After some debate (already we have lost track of time), we have decided that it is… Saturday… I think… What I do know is that we are in Pamplona on this our third day. Crossing the Pyrenees promised to be a challenge, and so I sent my backpack ahead by bus. A most excellent idea. Cheating in a sense, but not as bad as those who cut the climb by taking the bus part way. For me, the best part of the first day was the landscape: mountains, mist and needle-fine, golfing-green grass grazed on by horses, cows, and sheep. All the livestock wore appropriately sized bells which led to a range of chimes. The music was lovely. As were the centuries-old, stone buildings in various states of repair and dis-repair. Dry-stacked – some of them. A talent lost today. The second day began with my vow to shoulder my backpack and get with the program. We began our day walking in a downpour. Which was actually OK. Better to be wet than hot. I can’t imagine walking El Camino in June, July, or August. The distances plus the climb plus the heat must be unbearable. By day two we are beginning to recognize faces and connect the faces (but not necessarily the names) with their stories. Sooner or later you begin to see the same people who walk the same pace as you. You pass them; they pass you… again and again.

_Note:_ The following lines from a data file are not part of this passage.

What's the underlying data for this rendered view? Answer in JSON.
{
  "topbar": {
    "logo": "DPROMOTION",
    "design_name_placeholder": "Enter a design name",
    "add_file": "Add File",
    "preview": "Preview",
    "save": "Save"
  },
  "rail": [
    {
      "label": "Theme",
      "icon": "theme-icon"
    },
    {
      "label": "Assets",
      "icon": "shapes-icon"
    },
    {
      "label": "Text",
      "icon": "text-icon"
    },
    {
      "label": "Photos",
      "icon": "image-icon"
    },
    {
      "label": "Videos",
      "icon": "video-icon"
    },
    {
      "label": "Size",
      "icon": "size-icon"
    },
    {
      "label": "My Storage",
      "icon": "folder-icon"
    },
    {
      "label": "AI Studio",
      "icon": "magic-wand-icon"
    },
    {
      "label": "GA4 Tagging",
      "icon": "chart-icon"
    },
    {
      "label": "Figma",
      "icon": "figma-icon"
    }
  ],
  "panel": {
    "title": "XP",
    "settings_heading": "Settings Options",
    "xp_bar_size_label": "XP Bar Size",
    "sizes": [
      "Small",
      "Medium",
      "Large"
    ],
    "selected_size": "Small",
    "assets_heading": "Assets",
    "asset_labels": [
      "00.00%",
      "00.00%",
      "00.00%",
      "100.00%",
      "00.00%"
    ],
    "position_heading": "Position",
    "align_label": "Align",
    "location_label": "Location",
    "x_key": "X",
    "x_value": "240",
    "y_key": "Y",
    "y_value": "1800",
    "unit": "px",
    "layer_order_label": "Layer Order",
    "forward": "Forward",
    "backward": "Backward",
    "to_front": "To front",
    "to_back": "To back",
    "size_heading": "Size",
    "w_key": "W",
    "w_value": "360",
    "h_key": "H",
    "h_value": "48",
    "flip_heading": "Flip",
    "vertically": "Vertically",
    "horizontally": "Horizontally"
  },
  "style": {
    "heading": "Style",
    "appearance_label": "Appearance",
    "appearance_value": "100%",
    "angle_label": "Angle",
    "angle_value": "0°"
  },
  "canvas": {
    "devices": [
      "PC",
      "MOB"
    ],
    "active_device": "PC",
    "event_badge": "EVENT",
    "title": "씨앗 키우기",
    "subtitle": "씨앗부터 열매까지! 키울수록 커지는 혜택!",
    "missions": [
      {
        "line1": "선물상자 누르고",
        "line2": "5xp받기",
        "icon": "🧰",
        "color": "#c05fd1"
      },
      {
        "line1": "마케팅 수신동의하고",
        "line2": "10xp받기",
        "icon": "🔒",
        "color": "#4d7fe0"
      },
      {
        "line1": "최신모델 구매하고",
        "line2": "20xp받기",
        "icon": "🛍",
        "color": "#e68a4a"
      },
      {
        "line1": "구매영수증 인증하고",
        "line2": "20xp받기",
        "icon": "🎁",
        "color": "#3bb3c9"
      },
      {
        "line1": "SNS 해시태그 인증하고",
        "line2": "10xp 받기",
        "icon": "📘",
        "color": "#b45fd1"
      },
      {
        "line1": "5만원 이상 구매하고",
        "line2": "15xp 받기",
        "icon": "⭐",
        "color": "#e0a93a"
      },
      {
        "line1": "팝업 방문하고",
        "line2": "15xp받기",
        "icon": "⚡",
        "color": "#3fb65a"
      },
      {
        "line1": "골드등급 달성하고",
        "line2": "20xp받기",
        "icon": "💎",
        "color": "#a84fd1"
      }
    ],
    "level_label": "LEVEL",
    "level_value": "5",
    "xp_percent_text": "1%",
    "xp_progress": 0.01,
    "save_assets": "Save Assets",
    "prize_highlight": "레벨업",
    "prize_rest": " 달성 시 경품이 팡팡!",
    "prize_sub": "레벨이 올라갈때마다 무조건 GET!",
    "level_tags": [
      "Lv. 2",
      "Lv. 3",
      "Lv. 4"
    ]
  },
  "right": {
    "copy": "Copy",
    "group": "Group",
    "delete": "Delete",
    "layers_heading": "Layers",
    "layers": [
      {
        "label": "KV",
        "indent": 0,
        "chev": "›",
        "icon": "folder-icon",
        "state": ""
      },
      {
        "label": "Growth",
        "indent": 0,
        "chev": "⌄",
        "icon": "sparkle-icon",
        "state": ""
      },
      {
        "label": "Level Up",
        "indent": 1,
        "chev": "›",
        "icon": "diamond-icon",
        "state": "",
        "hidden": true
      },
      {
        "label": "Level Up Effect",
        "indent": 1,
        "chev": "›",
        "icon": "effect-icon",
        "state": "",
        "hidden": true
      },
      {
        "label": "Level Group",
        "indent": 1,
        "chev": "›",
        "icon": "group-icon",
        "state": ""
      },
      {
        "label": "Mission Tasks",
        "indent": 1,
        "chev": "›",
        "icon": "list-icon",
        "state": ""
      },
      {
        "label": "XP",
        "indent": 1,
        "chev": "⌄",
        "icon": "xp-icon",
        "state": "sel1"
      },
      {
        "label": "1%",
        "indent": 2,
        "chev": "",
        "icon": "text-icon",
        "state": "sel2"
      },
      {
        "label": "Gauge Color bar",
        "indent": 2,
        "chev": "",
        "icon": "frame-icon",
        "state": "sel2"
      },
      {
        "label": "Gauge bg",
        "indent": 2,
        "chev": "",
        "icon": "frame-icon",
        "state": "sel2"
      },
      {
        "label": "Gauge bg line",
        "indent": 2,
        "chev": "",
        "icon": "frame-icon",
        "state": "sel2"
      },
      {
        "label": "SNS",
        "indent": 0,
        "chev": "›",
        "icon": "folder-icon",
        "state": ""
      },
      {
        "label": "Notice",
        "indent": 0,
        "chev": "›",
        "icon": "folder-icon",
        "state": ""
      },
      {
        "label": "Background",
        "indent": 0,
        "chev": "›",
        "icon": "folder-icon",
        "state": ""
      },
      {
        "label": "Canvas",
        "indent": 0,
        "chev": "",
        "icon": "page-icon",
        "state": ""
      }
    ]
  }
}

The foothills caught me unaware: the total gain wasn’t all that much, but the undulations take it out of you. That said, the lower Pyrenees are beech forest. We walked under a heavy canopy of trees… walked in ankle-deep, old-gold, autumn leaves.
After hours of lightning that flashed continually from peak to peak, we were not surprised to begin our third day in rain. The Brits would say “pissing down rain.” We were either wet or moist most of the day. The slick mud was treacherous doing down hill. The younger hikers took a mountain goat approach. I, however, took more cautious route – fearful of bodily injury. One twisted ankle and our grand adventure would come to a screeching halt. The pilgrimage is truly a United Nations experience. We hear German, Dutch, Spanish, French, and others… to include Korean, but we all communicate on a basic level. I’m increasingly aware of the expressiveness of faces and eyes. With only a handful of words in common, we seem able to cross the great divide with good-will and body language. We hold so much in common: fatigue, sweat, sore feet, and on a more positive note… our desire to “live in the moment,” and reach Compostela. There’s a wonderful metal sculpture in Roncesvalles, Spain. What appears at first glance to be a rose is really a winding road. At the base, the road is flat, but as the road rises, it begins to spiral inward. A great metaphor for the spiraling reflection that embodies this journey.